Requirement |
From the records below, copy each line in which the string "used" occurs.

Dataset excerpts |
##########

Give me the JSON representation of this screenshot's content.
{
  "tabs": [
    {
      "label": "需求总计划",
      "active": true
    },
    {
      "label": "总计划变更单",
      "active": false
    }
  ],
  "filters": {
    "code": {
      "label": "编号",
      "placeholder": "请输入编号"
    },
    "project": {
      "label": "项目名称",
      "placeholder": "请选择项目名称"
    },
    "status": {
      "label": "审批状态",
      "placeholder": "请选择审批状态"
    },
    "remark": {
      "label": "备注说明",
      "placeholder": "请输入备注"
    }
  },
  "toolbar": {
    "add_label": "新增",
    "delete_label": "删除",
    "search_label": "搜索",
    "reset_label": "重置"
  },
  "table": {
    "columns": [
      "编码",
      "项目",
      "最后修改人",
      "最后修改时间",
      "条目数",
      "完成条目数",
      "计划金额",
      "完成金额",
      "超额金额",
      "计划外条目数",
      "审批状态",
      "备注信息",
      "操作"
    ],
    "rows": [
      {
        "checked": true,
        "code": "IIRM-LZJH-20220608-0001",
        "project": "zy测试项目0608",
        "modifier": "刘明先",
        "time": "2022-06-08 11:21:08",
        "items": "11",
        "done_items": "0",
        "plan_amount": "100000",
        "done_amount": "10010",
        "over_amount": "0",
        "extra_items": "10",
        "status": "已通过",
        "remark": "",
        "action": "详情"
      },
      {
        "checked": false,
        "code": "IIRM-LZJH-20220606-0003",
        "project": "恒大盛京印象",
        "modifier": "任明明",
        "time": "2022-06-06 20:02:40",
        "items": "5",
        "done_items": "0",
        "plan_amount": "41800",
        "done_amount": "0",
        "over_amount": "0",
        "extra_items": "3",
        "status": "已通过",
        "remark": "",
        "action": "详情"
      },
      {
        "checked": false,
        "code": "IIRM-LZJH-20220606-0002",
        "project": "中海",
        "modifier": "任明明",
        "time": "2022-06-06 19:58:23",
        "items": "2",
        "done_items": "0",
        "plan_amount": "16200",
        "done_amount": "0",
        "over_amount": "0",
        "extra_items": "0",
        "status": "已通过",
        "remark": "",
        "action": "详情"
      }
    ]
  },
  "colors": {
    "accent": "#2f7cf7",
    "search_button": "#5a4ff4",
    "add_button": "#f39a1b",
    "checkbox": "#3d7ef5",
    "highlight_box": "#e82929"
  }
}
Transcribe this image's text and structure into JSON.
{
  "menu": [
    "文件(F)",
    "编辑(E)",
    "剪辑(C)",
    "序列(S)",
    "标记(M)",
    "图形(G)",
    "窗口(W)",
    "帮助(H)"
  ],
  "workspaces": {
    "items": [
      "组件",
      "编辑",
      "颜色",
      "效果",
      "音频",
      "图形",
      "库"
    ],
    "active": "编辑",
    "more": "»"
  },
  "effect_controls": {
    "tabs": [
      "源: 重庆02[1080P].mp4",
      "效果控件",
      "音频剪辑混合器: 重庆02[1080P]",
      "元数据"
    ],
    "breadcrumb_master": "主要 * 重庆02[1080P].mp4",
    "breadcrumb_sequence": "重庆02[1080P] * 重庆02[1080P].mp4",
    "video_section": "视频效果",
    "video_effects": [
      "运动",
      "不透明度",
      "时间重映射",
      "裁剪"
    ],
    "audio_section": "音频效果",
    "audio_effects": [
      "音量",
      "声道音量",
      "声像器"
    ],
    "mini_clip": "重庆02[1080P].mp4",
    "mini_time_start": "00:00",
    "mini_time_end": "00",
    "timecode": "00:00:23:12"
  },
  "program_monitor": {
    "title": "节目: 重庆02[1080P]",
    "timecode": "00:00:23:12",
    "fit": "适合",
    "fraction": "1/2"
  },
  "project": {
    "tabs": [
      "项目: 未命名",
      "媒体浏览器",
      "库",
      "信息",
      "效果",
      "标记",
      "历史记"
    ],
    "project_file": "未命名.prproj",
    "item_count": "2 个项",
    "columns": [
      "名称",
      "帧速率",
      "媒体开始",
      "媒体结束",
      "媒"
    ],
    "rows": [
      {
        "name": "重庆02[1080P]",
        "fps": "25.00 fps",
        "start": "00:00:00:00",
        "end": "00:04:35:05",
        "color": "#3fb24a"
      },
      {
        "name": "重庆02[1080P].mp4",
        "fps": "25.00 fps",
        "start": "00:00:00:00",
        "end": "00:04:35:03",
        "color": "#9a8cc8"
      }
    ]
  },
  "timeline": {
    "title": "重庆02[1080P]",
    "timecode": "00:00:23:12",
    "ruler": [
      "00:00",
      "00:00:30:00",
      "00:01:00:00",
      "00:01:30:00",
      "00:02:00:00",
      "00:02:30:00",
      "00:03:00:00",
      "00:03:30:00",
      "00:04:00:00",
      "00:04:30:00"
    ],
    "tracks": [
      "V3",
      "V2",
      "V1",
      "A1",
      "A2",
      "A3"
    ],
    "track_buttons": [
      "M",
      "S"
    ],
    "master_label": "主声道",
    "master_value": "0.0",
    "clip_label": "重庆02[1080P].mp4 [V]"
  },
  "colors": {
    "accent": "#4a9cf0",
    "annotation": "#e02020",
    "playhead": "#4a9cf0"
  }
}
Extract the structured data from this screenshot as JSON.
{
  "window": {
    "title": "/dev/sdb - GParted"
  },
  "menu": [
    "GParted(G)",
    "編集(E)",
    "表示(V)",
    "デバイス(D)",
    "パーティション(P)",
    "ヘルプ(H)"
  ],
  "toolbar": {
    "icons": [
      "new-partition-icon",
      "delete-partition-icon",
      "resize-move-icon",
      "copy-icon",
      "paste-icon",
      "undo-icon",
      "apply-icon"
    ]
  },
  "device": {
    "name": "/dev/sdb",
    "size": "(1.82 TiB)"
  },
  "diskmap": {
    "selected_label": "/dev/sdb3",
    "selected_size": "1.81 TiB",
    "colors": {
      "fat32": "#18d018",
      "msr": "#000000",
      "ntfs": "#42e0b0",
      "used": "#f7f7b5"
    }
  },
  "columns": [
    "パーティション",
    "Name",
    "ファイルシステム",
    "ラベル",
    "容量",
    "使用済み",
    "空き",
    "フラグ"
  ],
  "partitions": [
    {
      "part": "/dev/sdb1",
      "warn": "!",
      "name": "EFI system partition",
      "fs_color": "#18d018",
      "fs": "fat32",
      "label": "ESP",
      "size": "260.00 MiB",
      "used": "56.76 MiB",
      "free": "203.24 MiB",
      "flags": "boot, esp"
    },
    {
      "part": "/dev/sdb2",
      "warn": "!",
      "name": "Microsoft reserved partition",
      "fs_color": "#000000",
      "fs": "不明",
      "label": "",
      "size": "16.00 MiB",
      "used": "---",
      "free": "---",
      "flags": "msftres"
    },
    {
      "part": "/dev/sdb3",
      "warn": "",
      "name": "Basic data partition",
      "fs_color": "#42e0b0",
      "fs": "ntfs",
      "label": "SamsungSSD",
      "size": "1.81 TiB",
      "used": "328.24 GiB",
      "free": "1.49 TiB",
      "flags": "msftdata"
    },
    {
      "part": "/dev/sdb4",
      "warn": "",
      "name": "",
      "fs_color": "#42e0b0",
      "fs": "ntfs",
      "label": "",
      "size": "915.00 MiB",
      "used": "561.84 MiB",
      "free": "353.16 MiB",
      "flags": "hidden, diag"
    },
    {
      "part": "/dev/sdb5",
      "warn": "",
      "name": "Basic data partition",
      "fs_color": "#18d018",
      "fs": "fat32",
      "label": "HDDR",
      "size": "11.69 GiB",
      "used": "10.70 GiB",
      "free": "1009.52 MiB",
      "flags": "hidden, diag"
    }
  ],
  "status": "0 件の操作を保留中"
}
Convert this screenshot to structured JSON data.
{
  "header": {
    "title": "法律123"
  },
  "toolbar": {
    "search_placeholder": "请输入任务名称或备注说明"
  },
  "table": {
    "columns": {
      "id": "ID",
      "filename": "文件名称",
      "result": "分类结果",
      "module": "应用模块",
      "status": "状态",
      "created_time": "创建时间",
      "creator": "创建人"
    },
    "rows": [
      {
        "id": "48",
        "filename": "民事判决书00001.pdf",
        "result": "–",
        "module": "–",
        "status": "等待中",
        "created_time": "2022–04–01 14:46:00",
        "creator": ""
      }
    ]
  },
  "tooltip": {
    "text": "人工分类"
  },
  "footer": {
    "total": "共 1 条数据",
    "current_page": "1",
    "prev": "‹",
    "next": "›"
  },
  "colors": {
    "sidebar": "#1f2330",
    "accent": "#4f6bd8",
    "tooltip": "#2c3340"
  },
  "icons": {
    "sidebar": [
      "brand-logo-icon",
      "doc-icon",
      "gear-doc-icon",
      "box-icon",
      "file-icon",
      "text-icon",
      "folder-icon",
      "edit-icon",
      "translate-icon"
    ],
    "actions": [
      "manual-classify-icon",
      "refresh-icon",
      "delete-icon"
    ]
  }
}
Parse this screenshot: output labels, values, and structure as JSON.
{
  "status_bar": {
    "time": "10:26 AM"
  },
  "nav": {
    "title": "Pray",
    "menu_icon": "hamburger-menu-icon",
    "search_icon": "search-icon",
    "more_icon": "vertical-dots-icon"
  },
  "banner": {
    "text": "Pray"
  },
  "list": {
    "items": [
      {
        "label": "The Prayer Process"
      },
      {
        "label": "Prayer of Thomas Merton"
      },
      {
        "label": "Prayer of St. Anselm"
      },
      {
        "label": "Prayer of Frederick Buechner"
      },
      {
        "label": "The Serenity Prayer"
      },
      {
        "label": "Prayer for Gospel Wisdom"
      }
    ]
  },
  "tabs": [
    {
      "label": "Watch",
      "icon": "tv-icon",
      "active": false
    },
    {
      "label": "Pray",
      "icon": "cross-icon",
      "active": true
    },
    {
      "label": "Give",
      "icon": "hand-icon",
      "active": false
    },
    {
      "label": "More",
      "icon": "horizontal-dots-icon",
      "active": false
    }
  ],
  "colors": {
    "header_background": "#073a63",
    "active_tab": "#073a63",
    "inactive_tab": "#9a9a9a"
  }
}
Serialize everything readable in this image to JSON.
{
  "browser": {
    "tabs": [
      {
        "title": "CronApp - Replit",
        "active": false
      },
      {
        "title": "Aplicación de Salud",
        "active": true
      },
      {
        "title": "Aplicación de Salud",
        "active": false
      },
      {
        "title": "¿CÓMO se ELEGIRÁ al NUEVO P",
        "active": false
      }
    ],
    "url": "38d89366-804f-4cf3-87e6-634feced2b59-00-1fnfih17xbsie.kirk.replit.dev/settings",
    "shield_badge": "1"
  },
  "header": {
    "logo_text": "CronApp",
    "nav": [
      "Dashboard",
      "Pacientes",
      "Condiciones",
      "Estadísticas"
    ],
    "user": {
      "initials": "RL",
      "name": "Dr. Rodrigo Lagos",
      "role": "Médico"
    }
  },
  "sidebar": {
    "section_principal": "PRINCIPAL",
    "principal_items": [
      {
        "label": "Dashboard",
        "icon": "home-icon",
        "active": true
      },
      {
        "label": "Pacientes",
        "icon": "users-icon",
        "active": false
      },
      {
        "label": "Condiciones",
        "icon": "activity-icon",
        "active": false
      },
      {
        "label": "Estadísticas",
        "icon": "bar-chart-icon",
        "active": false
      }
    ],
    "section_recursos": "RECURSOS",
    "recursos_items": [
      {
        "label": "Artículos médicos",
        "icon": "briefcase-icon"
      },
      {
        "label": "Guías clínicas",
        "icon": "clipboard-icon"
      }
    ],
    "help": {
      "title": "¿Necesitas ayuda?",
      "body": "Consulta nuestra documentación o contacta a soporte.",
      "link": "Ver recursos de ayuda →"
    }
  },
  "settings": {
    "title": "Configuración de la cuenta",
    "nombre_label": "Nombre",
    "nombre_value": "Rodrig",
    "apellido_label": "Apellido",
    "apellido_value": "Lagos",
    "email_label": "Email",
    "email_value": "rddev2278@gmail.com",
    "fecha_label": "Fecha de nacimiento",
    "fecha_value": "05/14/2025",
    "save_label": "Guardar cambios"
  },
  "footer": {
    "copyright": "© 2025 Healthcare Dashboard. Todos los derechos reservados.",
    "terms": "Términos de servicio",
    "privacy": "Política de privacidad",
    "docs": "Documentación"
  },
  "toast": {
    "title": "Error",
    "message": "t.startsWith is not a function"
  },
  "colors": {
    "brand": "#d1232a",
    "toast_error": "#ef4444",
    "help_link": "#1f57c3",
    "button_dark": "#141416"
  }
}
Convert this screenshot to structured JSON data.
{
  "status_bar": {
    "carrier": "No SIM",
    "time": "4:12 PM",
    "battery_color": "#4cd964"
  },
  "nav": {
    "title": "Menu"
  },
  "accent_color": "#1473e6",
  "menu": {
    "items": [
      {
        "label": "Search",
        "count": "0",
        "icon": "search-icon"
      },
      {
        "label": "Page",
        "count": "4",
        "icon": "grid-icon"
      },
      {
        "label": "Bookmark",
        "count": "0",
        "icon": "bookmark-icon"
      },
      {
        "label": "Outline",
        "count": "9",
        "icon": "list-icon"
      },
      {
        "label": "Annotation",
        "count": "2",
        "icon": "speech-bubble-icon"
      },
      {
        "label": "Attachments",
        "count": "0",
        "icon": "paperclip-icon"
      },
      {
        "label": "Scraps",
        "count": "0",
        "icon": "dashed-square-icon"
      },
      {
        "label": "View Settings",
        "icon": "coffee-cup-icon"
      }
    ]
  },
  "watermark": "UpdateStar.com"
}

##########

Reply |
      "used": "#f7f7b5"
      "used": "56.76 MiB",
      "used": "---",
      "used": "328.24 GiB",
      "used": "561.84 MiB",
      "used": "10.70 GiB",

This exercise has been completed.